::: Data section

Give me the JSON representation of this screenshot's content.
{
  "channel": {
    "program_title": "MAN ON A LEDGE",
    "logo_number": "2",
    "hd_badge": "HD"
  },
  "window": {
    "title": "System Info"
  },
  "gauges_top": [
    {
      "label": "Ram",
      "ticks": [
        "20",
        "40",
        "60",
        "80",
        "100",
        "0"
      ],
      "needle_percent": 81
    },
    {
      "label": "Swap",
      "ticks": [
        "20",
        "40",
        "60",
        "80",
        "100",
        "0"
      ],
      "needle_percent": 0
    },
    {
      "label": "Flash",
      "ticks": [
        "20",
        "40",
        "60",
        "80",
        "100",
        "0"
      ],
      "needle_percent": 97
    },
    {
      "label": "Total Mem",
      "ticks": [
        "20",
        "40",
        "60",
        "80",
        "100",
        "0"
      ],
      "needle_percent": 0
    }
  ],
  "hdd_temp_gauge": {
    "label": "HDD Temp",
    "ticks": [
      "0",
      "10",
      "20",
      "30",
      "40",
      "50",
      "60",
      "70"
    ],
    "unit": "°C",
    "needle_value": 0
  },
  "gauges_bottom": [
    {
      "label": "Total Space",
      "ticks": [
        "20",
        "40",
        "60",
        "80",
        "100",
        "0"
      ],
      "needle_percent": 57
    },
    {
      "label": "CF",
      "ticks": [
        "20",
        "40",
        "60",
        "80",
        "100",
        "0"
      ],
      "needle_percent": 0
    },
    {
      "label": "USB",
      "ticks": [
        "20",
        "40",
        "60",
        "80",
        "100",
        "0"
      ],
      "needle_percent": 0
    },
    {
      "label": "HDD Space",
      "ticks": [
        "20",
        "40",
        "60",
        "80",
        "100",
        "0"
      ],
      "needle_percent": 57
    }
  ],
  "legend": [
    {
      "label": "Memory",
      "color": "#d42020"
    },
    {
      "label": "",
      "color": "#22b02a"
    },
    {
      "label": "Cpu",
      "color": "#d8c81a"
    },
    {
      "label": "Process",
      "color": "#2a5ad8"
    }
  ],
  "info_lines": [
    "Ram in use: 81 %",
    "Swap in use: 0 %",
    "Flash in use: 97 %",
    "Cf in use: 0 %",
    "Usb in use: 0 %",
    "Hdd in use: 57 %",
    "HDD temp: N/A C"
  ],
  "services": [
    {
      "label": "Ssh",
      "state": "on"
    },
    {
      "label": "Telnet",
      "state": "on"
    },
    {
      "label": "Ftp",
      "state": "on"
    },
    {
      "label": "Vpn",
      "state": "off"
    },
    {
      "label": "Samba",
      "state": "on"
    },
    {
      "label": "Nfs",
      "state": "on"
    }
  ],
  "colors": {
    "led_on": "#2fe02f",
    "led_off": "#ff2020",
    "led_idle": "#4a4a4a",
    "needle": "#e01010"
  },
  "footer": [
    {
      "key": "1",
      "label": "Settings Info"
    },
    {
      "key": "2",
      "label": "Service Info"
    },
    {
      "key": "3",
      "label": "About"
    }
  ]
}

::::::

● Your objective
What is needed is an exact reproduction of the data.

● Task answer
Give me the JSON representation of this screenshot's content.
{
  "channel": {
    "program_title": "MAN ON A LEDGE",
    "logo_number": "2",
    "hd_badge": "HD"
  },
  "window": {
    "title": "System Info"
  },
  "gauges_top": [
    {
      "label": "Ram",
      "ticks": [
        "20",
        "40",
        "60",
        "80",
        "100",
        "0"
      ],
      "needle_percent": 81
    },
    {
      "label": "Swap",
      "ticks": [
        "20",
        "40",
        "60",
        "80",
        "100",
        "0"
      ],
      "needle_percent": 0
    },
    {
      "label": "Flash",
      "ticks": [
        "20",
        "40",
        "60",
        "80",
        "100",
        "0"
      ],
      "needle_percent": 97
    },
    {
      "label": "Total Mem",
      "ticks": [
        "20",
        "40",
        "60",
        "80",
        "100",
        "0"
      ],
      "needle_percent": 0
    }
  ],
  "hdd_temp_gauge": {
    "label": "HDD Temp",
    "ticks": [
      "0",
      "10",
      "20",
      "30",
      "40",
      "50",
      "60",
      "70"
    ],
    "unit": "°C",
    "needle_value": 0
  },
  "gauges_bottom": [
    {
      "label": "Total Space",
      "ticks": [
        "20",
        "40",
        "60",
        "80",
        "100",
        "0"
      ],
      "needle_percent": 57
    },
    {
      "label": "CF",
      "ticks": [
        "20",
        "40",
        "60",
        "80",
        "100",
        "0"
      ],
      "needle_percent": 0
    },
    {
      "label": "USB",
      "ticks": [
        "20",
        "40",
        "60",
        "80",
        "100",
        "0"
      ],
      "needle_percent": 0
    },
    {
      "label": "HDD Space",
      "ticks": [
        "20",
        "40",
        "60",
        "80",
        "100",
        "0"
      ],
      "needle_percent": 57
    }
  ],
  "legend": [
    {
      "label": "Memory",
      "color": "#d42020"
    },
    {
      "label": "",
      "color": "#22b02a"
    },
    {
      "label": "Cpu",
      "color": "#d8c81a"
    },
    {
      "label": "Process",
      "color": "#2a5ad8"
    }
  ],
  "info_lines": [
    "Ram in use: 81 %",
    "Swap in use: 0 %",
    "Flash in use: 97 %",
    "Cf in use: 0 %",
    "Usb in use: 0 %",
    "Hdd in use: 57 %",
    "HDD temp: N/A C"
  ],
  "services": [
    {
      "label": "Ssh",
      "state": "on"
    },
    {
      "label": "Telnet",
      "state": "on"
    },
    {
      "label": "Ftp",
      "state": "on"
    },
    {
      "label": "Vpn",
      "state": "off"
    },
    {
      "label": "Samba",
      "state": "on"
    },
    {
      "label": "Nfs",
      "state": "on"
    }
  ],
  "colors": {
    "led_on": "#2fe02f",
    "led_off": "#ff2020",
    "led_idle": "#4a4a4a",
    "needle": "#e01010"
  },
  "footer": [
    {
      "key": "1",
      "label": "Settings Info"
    },
    {
      "key": "2",
      "label": "Service Info"
    },
    {
      "key": "3",
      "label": "About"
    }
  ]
}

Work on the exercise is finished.